Friday, September 6, 2013

We finally heard that Elder Cole arrived safely to the Philippines yesterday. Better late than never I guess. A picture was taken of Elder Cole with Mission President Reeder and his wife, and I'm sure the big smile included the fact that he is taller than them both.

Sunday, September 1, 2013

Elder Cole's first mission field letter to home.
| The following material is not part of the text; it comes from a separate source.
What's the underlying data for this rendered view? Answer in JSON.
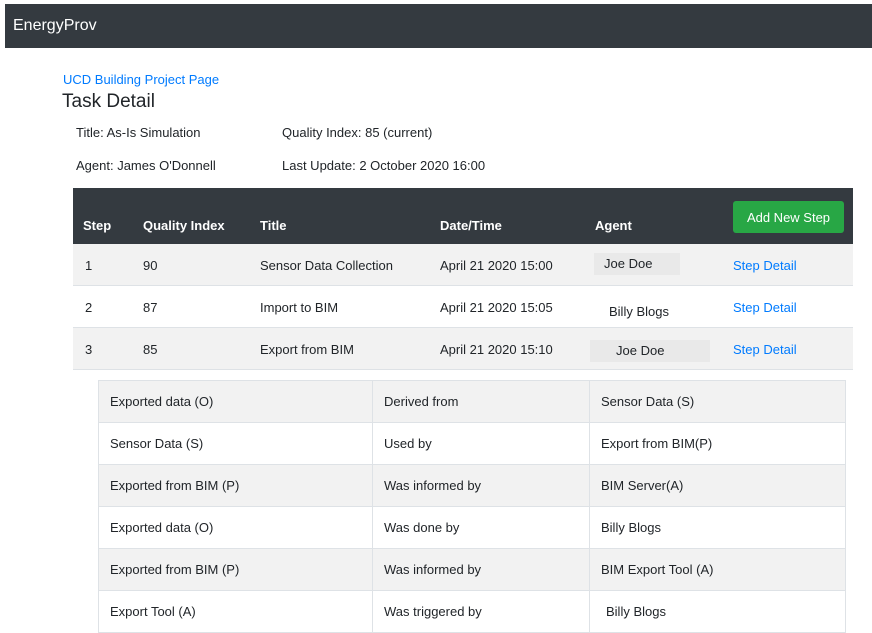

It's still weird to think that I am 10,000 miles away from home.  When I wake up every morning and hear Tagalog I feel like I'm in a dream.  Sometimes I feel like I'm still at the MTC and I'm going to wake up to my district. I miss those guys greatly but I know that we'll see each again.  Well maybe not Sister Mwea unfortunately.  Well Dad, I was assigned to work in the Naga 1B area first.  We cover a great portion of the city (It's a pretty big city) and a few small towns out in the middle of nowhere.  Mt. Isarog is in our area and boy is it gorgeous.  I felt like I was in a Jurassic Park movie when I first saw it.  My trainer is Elder Manicdo (Maneekdo), he's a Filipino and this guy has only been out for 3 months.  He is one strong worker and doesn't give up easily.  The great part is that he speaks English very well so he is constantly helping me with my Tagalog.  My language skills are starting to come but I'll give it at least 4 months before I'm really good with the language.  I have been extremely humbled being here in the Philippines; just seeing all of the poverty makes so grateful for the things which I have.  We are very blessed that we have a shower head in our apartment, there's only cold water but I don't care.  During my first ever lesson, Elder Manicdo and I were teaching a recent convert Beverly (16) in the center (or Centro) of town and two little boys that didn't have any shoes on (neither one looked over three), came up to me and asked me for money.  My heart literally broke in pieces at the moment.  I would have probably given them a few pesos in heart beat if it weren't against mission rules.  Brother Evangalista (one of the members in the Naga 1st ward) is probably one of the most humble men that I have ever seen in my entire life.  He and his family live in an alley way where no light can get through the windows.  He has a daughter who is severely handicapped but yet he counts every blessing that the Lord has given him.  He told me with his broken English that his house is always open to the servants of the Lord, so they fed us with what little food they had.  He didn't even eat because he said we needed the nourishment more than he did.  These Filipino people sure are very special.